_Aim of the task_:
Each record in the listing below is to be duplicated exactly.

··· Extracted records

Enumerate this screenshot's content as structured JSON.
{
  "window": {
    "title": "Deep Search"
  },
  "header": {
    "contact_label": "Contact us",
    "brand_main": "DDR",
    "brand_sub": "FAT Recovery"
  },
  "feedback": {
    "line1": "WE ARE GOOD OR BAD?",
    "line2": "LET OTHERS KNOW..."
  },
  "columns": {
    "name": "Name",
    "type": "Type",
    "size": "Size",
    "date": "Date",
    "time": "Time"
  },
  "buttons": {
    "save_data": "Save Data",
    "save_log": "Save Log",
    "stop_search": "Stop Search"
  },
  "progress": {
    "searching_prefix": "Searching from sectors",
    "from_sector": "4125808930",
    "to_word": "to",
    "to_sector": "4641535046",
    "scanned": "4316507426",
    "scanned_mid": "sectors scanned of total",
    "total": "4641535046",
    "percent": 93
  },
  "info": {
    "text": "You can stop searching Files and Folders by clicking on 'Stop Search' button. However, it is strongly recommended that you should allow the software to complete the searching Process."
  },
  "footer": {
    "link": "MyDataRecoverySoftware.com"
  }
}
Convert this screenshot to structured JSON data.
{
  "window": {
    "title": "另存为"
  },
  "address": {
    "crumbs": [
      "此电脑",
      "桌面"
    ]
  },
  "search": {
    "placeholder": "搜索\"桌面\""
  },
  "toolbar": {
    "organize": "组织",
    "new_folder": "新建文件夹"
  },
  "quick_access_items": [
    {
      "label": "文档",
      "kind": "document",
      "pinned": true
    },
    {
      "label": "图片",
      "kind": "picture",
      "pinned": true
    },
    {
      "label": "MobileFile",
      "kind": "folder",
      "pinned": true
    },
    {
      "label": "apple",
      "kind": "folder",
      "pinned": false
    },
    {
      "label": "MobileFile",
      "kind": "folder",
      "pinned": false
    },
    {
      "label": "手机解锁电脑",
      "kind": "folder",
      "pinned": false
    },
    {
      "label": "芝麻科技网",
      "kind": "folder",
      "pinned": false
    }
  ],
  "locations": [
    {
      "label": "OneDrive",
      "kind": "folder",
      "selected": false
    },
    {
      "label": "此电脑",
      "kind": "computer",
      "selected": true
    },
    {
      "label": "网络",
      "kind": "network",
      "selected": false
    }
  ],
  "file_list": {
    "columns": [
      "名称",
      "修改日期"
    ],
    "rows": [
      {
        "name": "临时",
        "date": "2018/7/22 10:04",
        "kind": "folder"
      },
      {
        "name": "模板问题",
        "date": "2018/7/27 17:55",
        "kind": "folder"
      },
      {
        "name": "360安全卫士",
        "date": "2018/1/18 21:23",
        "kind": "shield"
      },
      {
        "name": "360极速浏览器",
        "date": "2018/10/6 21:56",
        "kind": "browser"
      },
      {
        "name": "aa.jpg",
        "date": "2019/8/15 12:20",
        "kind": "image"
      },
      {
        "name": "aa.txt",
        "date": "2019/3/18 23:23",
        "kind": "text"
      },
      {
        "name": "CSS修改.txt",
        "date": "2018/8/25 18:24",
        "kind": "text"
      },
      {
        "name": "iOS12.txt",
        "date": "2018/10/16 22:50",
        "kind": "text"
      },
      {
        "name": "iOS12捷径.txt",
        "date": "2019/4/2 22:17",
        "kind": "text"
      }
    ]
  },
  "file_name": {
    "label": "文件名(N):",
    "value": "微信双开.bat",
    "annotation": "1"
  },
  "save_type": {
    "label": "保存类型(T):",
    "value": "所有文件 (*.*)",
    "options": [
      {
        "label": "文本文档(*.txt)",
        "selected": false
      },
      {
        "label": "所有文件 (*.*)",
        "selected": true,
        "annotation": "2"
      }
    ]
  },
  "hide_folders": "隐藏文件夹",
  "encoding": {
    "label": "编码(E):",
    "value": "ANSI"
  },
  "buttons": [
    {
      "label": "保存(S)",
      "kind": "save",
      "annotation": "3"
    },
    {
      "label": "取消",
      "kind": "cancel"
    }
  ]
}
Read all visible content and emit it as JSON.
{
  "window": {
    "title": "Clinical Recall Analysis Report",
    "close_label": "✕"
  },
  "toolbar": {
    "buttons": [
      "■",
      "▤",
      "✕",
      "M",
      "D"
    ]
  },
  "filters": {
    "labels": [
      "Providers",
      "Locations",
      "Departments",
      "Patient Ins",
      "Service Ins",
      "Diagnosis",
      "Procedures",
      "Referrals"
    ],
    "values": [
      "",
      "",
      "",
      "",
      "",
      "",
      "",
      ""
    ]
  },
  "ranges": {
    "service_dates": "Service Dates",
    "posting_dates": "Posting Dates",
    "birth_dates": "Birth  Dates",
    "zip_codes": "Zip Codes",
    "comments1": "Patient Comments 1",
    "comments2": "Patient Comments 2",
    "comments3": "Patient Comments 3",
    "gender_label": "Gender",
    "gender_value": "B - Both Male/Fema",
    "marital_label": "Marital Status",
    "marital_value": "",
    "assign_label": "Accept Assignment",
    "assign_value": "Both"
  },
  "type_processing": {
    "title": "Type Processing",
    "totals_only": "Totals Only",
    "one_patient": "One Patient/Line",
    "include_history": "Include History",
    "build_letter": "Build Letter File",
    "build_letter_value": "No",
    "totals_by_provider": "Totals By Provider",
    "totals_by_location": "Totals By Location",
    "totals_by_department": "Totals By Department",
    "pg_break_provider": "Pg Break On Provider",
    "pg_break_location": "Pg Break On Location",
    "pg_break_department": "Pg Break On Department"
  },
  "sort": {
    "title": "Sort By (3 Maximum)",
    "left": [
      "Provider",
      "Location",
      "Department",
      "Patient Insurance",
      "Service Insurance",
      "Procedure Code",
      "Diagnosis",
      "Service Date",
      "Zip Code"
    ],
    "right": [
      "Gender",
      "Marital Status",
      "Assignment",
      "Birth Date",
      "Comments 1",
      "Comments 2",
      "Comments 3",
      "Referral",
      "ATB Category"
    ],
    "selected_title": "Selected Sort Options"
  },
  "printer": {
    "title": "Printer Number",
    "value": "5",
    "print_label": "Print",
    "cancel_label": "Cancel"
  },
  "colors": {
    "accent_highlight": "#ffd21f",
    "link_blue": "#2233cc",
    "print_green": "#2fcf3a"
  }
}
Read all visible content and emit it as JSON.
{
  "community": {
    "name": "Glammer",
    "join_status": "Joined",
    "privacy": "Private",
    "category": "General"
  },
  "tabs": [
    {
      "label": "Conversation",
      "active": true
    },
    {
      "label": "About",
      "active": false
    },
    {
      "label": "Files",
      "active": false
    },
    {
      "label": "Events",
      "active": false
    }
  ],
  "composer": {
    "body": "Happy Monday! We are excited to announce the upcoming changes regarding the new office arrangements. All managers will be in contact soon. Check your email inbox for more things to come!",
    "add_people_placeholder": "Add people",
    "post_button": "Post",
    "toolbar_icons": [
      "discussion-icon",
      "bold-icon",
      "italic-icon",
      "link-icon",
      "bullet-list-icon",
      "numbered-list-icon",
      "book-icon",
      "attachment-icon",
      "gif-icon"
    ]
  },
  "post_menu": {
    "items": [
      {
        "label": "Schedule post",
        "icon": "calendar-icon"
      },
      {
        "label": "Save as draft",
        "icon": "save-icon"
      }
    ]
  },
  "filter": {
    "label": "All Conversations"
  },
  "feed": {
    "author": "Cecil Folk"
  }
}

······

_Written answer_:
Enumerate this screenshot's content as structured JSON.
{
  "window": {
    "title": "Deep Search"
  },
  "header": {
    "contact_label": "Contact us",
    "brand_main": "DDR",
    "brand_sub": "FAT Recovery"
  },
  "feedback": {
    "line1": "WE ARE GOOD OR BAD?",
    "line2": "LET OTHERS KNOW..."
  },
  "columns": {
    "name": "Name",
    "type": "Type",
    "size": "Size",
    "date": "Date",
    "time": "Time"
  },
  "buttons": {
    "save_data": "Save Data",
    "save_log": "Save Log",
    "stop_search": "Stop Search"
  },
  "progress": {
    "searching_prefix": "Searching from sectors",
    "from_sector": "4125808930",
    "to_word": "to",
    "to_sector": "4641535046",
    "scanned": "4316507426",
    "scanned_mid": "sectors scanned of total",
    "total": "4641535046",
    "percent": 93
  },
  "info": {
    "text": "You can stop searching Files and Folders by clicking on 'Stop Search' button. However, it is strongly recommended that you should allow the software to complete the searching Process."
  },
  "footer": {
    "link": "MyDataRecoverySoftware.com"
  }
}
Convert this screenshot to structured JSON data.
{
  "window": {
    "title": "另存为"
  },
  "address": {
    "crumbs": [
      "此电脑",
      "桌面"
    ]
  },
  "search": {
    "placeholder": "搜索\"桌面\""
  },
  "toolbar": {
    "organize": "组织",
    "new_folder": "新建文件夹"
  },
  "quick_access_items": [
    {
      "label": "文档",
      "kind": "document",
      "pinned": true
    },
    {
      "label": "图片",
      "kind": "picture",
      "pinned": true
    },
    {
      "label": "MobileFile",
      "kind": "folder",
      "pinned": true
    },
    {
      "label": "apple",
      "kind": "folder",
      "pinned": false
    },
    {
      "label": "MobileFile",
      "kind": "folder",
      "pinned": false
    },
    {
      "label": "手机解锁电脑",
      "kind": "folder",
      "pinned": false
    },
    {
      "label": "芝麻科技网",
      "kind": "folder",
      "pinned": false
    }
  ],
  "locations": [
    {
      "label": "OneDrive",
      "kind": "folder",
      "selected": false
    },
    {
      "label": "此电脑",
      "kind": "computer",
      "selected": true
    },
    {
      "label": "网络",
      "kind": "network",
      "selected": false
    }
  ],
  "file_list": {
    "columns": [
      "名称",
      "修改日期"
    ],
    "rows": [
      {
        "name": "临时",
        "date": "2018/7/22 10:04",
        "kind": "folder"
      },
      {
        "name": "模板问题",
        "date": "2018/7/27 17:55",
        "kind": "folder"
      },
      {
        "name": "360安全卫士",
        "date": "2018/1/18 21:23",
        "kind": "shield"
      },
      {
        "name": "360极速浏览器",
        "date": "2018/10/6 21:56",
        "kind": "browser"
      },
      {
        "name": "aa.jpg",
        "date": "2019/8/15 12:20",
        "kind": "image"
      },
      {
        "name": "aa.txt",
        "date": "2019/3/18 23:23",
        "kind": "text"
      },
      {
        "name": "CSS修改.txt",
        "date": "2018/8/25 18:24",
        "kind": "text"
      },
      {
        "name": "iOS12.txt",
        "date": "2018/10/16 22:50",
        "kind": "text"
      },
      {
        "name": "iOS12捷径.txt",
        "date": "2019/4/2 22:17",
        "kind": "text"
      }
    ]
  },
  "file_name": {
    "label": "文件名(N):",
    "value": "微信双开.bat",
    "annotation": "1"
  },
  "save_type": {
    "label": "保存类型(T):",
    "value": "所有文件 (*.*)",
    "options": [
      {
        "label": "文本文档(*.txt)",
        "selected": false
      },
      {
        "label": "所有文件 (*.*)",
        "selected": true,
        "annotation": "2"
      }
    ]
  },
  "hide_folders": "隐藏文件夹",
  "encoding": {
    "label": "编码(E):",
    "value": "ANSI"
  },
  "buttons": [
    {
      "label": "保存(S)",
      "kind": "save",
      "annotation": "3"
    },
    {
      "label": "取消",
      "kind": "cancel"
    }
  ]
}
Read all visible content and emit it as JSON.
{
  "window": {
    "title": "Clinical Recall Analysis Report",
    "close_label": "✕"
  },
  "toolbar": {
    "buttons": [
      "■",
      "▤",
      "✕",
      "M",
      "D"
    ]
  },
  "filters": {
    "labels": [
      "Providers",
      "Locations",
      "Departments",
      "Patient Ins",
      "Service Ins",
      "Diagnosis",
      "Procedures",
      "Referrals"
    ],
    "values": [
      "",
      "",
      "",
      "",
      "",
      "",
      "",
      ""
    ]
  },
  "ranges": {
    "service_dates": "Service Dates",
    "posting_dates": "Posting Dates",
    "birth_dates": "Birth  Dates",
    "zip_codes": "Zip Codes",
    "comments1": "Patient Comments 1",
    "comments2": "Patient Comments 2",
    "comments3": "Patient Comments 3",
    "gender_label": "Gender",
    "gender_value": "B - Both Male/Fema",
    "marital_label": "Marital Status",
    "marital_value": "",
    "assign_label": "Accept Assignment",
    "assign_value": "Both"
  },
  "type_processing": {
    "title": "Type Processing",
    "totals_only": "Totals Only",
    "one_patient": "One Patient/Line",
    "include_history": "Include History",
    "build_letter": "Build Letter File",
    "build_letter_value": "No",
    "totals_by_provider": "Totals By Provider",
    "totals_by_location": "Totals By Location",
    "totals_by_department": "Totals By Department",
    "pg_break_provider": "Pg Break On Provider",
    "pg_break_location": "Pg Break On Location",
    "pg_break_department": "Pg Break On Department"
  },
  "sort": {
    "title": "Sort By (3 Maximum)",
    "left": [
      "Provider",
      "Location",
      "Department",
      "Patient Insurance",
      "Service Insurance",
      "Procedure Code",
      "Diagnosis",
      "Service Date",
      "Zip Code"
    ],
    "right": [
      "Gender",
      "Marital Status",
      "Assignment",
      "Birth Date",
      "Comments 1",
      "Comments 2",
      "Comments 3",
      "Referral",
      "ATB Category"
    ],
    "selected_title": "Selected Sort Options"
  },
  "printer": {
    "title": "Printer Number",
    "value": "5",
    "print_label": "Print",
    "cancel_label": "Cancel"
  },
  "colors": {
    "accent_highlight": "#ffd21f",
    "link_blue": "#2233cc",
    "print_green": "#2fcf3a"
  }
}
Read all visible content and emit it as JSON.
{
  "community": {
    "name": "Glammer",
    "join_status": "Joined",
    "privacy": "Private",
    "category": "General"
  },
  "tabs": [
    {
      "label": "Conversation",
      "active": true
    },
    {
      "label": "About",
      "active": false
    },
    {
      "label": "Files",
      "active": false
    },
    {
      "label": "Events",
      "active": false
    }
  ],
  "composer": {
    "body": "Happy Monday! We are excited to announce the upcoming changes regarding the new office arrangements. All managers will be in contact soon. Check your email inbox for more things to come!",
    "add_people_placeholder": "Add people",
    "post_button": "Post",
    "toolbar_icons": [
      "discussion-icon",
      "bold-icon",
      "italic-icon",
      "link-icon",
      "bullet-list-icon",
      "numbered-list-icon",
      "book-icon",
      "attachment-icon",
      "gif-icon"
    ]
  },
  "post_menu": {
    "items": [
      {
        "label": "Schedule post",
        "icon": "calendar-icon"
      },
      {
        "label": "Save as draft",
        "icon": "save-icon"
      }
    ]
  },
  "filter": {
    "label": "All Conversations"
  },
  "feed": {
    "author": "Cecil Folk"
  }
}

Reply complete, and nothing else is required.